t-scores corresponding to 𝒗 = 𝒏 − 𝟏 degrees
of freedom for specified levels of significance are found from tables.

Confidence limits for mean:

𝒔 𝒔
̅ ± 𝒕𝟎.𝟎𝟏
The 99% confidence limits are 𝒙 ̅ ± 𝒕𝟎.𝟎𝟓
and the 95% confidence limits are 𝒙
√𝒏 √𝒏

Significance of difference between sample means:

𝒙 ̅ 𝟏
Test statistic 𝒕 = 𝟏 𝟏
where 𝒔𝟐 = 𝒏 ̅)𝟐 + ∑(𝒚 − 𝒚
[∑(𝒙 − 𝒙 ̅ )𝟐 ]
𝒔√ + 𝟏 + 𝒏𝟐 −𝟐
𝒏𝟏 𝒏𝟐
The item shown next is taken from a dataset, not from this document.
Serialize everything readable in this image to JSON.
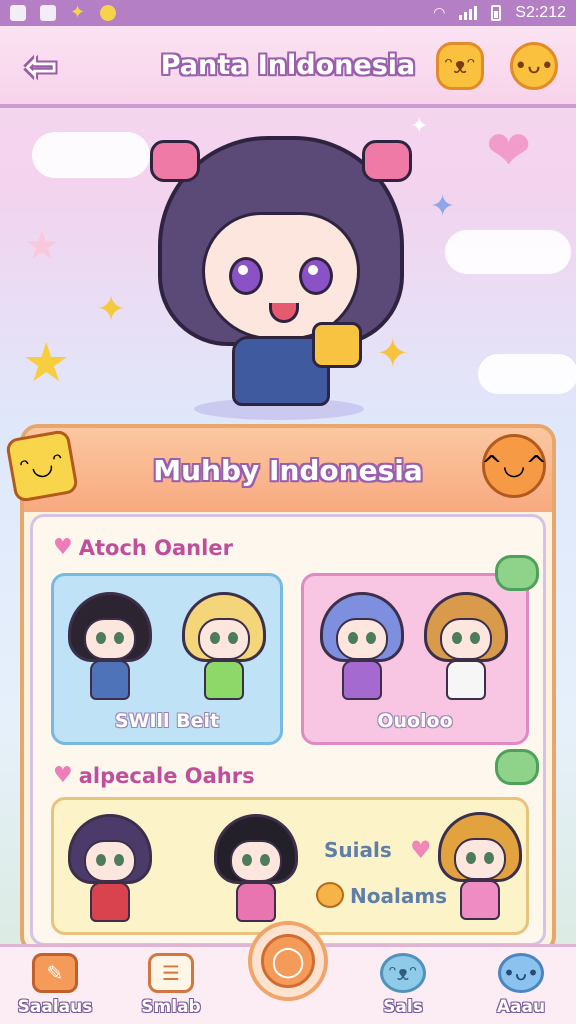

1. Ten individuals are chosen at random from a population. Their heights in inches are found to be
63,63,66,67,68,69,70,70,71,71. Test the hypothesis that the mean height of the population is 66 inches.
2. A certain stimulus administered to each of 12 patients resulted in the following change of blood
pressure: 5,2,8,-1,3,0,6,-2,1,5,0,4. Can it be concluded that the stimulus has affected the blood
3. Eleven school boys were given a test in drawing. They were given a month’s coaching in drawing and
a second test of equal difficulty was held at the end of the month. Do the marks indicate that coaching
has had an impact on performance?
4. A sample of 10 measurements of the diameter of a sphere gave a mean of 12 cm and S.D of 0.15 cm.
Find 95% confidence limits for the actual diameter.
5. Two types of batteries were tested for their length of life and the following results were obtained:
Battery A : 𝒏𝟏 = 𝟏𝟎, ̅𝒙𝟏= 𝟓𝟎𝟎 𝐡𝐫𝐬, 𝒔𝟐𝟏 = 𝟏𝟎𝟎
Battery B : 𝒏𝟐 = 𝟏𝟎, ̅𝒙𝟐= 𝟓𝟔𝟎 𝐡𝐫𝐬, 𝒔𝟐𝟐 = 𝟏𝟐𝟏
Test whether there is a significant difference in the two means.
6. A group of 10 boys were given Diet A and another group of 8 boys were given Diet B for 6 months.
The following increase in weights was recorded:
Diet A: 5 6 8 1 12 4 3 9 6 10
Diet B: 2 3 6 8 10 1 2 8
Test whether the diets differ significantly.
Chi-square test for goodness of fit

Oi  Ei 2
Test statistic  2  
1 Ei
1. Five dice were thrown 96 times. The numbers 1,2 or 3 appearing on the face of the dice follows the
following frequency distribution:
No. of dice
showing 1,2 or 3 : 5 4 3 2 1 0
Frequency : 7 19 35 24 8 3
Test the hypothesis that the data follows a binomial distribution.
2. Genetic theory states that children having one parent of blood type M and the other of blood type N
will always be of one of the three types M, MN and N and the proportions of these types will on an
average, be 1:2:1. A report states that out of 300 children having one M parent and one N parent, 30%
were found to be of type M, 45% of type MN and the remainder of Type N. Test the theory by chi-
square test.